# What you have to do
A complete and exact copy of the data below is required.

# Material for this task
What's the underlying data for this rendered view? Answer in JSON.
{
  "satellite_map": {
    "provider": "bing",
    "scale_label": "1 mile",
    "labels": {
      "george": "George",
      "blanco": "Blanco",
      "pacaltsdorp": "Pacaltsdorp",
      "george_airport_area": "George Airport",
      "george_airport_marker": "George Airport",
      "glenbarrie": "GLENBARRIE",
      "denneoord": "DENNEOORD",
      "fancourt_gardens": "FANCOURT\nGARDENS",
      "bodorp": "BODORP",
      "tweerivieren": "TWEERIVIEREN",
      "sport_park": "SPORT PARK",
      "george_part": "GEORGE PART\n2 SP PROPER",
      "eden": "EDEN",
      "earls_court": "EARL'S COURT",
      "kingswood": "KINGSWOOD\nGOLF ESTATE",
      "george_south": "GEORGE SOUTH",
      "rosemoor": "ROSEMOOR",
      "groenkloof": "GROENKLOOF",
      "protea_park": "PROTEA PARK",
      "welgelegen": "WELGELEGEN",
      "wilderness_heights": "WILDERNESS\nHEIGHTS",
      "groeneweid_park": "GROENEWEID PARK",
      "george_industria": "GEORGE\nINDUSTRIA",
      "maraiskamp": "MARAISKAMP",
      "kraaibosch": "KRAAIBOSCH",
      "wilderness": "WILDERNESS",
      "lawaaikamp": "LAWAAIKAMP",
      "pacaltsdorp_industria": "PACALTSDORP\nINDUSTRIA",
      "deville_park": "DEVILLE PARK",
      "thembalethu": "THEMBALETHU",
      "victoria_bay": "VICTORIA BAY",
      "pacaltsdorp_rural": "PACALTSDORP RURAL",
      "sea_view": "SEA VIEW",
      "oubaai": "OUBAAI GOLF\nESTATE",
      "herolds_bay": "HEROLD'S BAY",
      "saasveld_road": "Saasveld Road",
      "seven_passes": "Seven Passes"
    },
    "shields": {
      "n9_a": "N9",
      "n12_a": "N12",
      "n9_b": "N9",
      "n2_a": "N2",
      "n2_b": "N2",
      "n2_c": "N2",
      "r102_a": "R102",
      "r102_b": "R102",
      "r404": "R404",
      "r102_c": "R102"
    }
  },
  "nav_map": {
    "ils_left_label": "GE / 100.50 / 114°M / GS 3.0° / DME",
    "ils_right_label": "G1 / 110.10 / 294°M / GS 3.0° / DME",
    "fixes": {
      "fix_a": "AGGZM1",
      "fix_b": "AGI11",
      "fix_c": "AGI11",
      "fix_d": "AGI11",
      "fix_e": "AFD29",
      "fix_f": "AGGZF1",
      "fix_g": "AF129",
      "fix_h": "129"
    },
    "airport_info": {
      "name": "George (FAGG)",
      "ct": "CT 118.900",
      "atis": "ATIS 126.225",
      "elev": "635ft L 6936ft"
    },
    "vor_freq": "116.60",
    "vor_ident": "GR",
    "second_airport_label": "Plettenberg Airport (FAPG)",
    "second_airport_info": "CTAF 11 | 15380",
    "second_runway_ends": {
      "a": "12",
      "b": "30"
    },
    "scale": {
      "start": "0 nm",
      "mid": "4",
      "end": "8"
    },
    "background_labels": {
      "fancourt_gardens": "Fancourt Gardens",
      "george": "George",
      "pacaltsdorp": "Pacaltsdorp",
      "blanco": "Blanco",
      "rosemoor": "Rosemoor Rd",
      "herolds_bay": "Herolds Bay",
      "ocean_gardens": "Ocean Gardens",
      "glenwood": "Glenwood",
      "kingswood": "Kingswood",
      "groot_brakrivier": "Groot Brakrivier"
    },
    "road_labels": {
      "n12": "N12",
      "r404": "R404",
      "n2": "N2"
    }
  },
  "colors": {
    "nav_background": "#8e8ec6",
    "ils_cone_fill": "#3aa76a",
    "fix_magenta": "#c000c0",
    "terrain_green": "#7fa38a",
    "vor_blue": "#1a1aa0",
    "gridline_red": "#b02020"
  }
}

# Answer below
What's the underlying data for this rendered view? Answer in JSON.
{
  "satellite_map": {
    "provider": "bing",
    "scale_label": "1 mile",
    "labels": {
      "george": "George",
      "blanco": "Blanco",
      "pacaltsdorp": "Pacaltsdorp",
      "george_airport_area": "George Airport",
      "george_airport_marker": "George Airport",
      "glenbarrie": "GLENBARRIE",
      "denneoord": "DENNEOORD",
      "fancourt_gardens": "FANCOURT\nGARDENS",
      "bodorp": "BODORP",
      "tweerivieren": "TWEERIVIEREN",
      "sport_park": "SPORT PARK",
      "george_part": "GEORGE PART\n2 SP PROPER",
      "eden": "EDEN",
      "earls_court": "EARL'S COURT",
      "kingswood": "KINGSWOOD\nGOLF ESTATE",
      "george_south": "GEORGE SOUTH",
      "rosemoor": "ROSEMOOR",
      "groenkloof": "GROENKLOOF",
      "protea_park": "PROTEA PARK",
      "welgelegen": "WELGELEGEN",
      "wilderness_heights": "WILDERNESS\nHEIGHTS",
      "groeneweid_park": "GROENEWEID PARK",
      "george_industria": "GEORGE\nINDUSTRIA",
      "maraiskamp": "MARAISKAMP",
      "kraaibosch": "KRAAIBOSCH",
      "wilderness": "WILDERNESS",
      "lawaaikamp": "LAWAAIKAMP",
      "pacaltsdorp_industria": "PACALTSDORP\nINDUSTRIA",
      "deville_park": "DEVILLE PARK",
      "thembalethu": "THEMBALETHU",
      "victoria_bay": "VICTORIA BAY",
      "pacaltsdorp_rural": "PACALTSDORP RURAL",
      "sea_view": "SEA VIEW",
      "oubaai": "OUBAAI GOLF\nESTATE",
      "herolds_bay": "HEROLD'S BAY",
      "saasveld_road": "Saasveld Road",
      "seven_passes": "Seven Passes"
    },
    "shields": {
      "n9_a": "N9",
      "n12_a": "N12",
      "n9_b": "N9",
      "n2_a": "N2",
      "n2_b": "N2",
      "n2_c": "N2",
      "r102_a": "R102",
      "r102_b": "R102",
      "r404": "R404",
      "r102_c": "R102"
    }
  },
  "nav_map": {
    "ils_left_label": "GE / 100.50 / 114°M / GS 3.0° / DME",
    "ils_right_label": "G1 / 110.10 / 294°M / GS 3.0° / DME",
    "fixes": {
      "fix_a": "AGGZM1",
      "fix_b": "AGI11",
      "fix_c": "AGI11",
      "fix_d": "AGI11",
      "fix_e": "AFD29",
      "fix_f": "AGGZF1",
      "fix_g": "AF129",
      "fix_h": "129"
    },
    "airport_info": {
      "name": "George (FAGG)",
      "ct": "CT 118.900",
      "atis": "ATIS 126.225",
      "elev": "635ft L 6936ft"
    },
    "vor_freq": "116.60",
    "vor_ident": "GR",
    "second_airport_label": "Plettenberg Airport (FAPG)",
    "second_airport_info": "CTAF 11 | 15380",
    "second_runway_ends": {
      "a": "12",
      "b": "30"
    },
    "scale": {
      "start": "0 nm",
      "mid": "4",
      "end": "8"
    },
    "background_labels": {
      "fancourt_gardens": "Fancourt Gardens",
      "george": "George",
      "pacaltsdorp": "Pacaltsdorp",
      "blanco": "Blanco",
      "rosemoor": "Rosemoor Rd",
      "herolds_bay": "Herolds Bay",
      "ocean_gardens": "Ocean Gardens",
      "glenwood": "Glenwood",
      "kingswood": "Kingswood",
      "groot_brakrivier": "Groot Brakrivier"
    },
    "road_labels": {
      "n12": "N12",
      "r404": "R404",
      "n2": "N2"
    }
  },
  "colors": {
    "nav_background": "#8e8ec6",
    "ils_cone_fill": "#3aa76a",
    "fix_magenta": "#c000c0",
    "terrain_green": "#7fa38a",
    "vor_blue": "#1a1aa0",
    "gridline_red": "#b02020"
  }
}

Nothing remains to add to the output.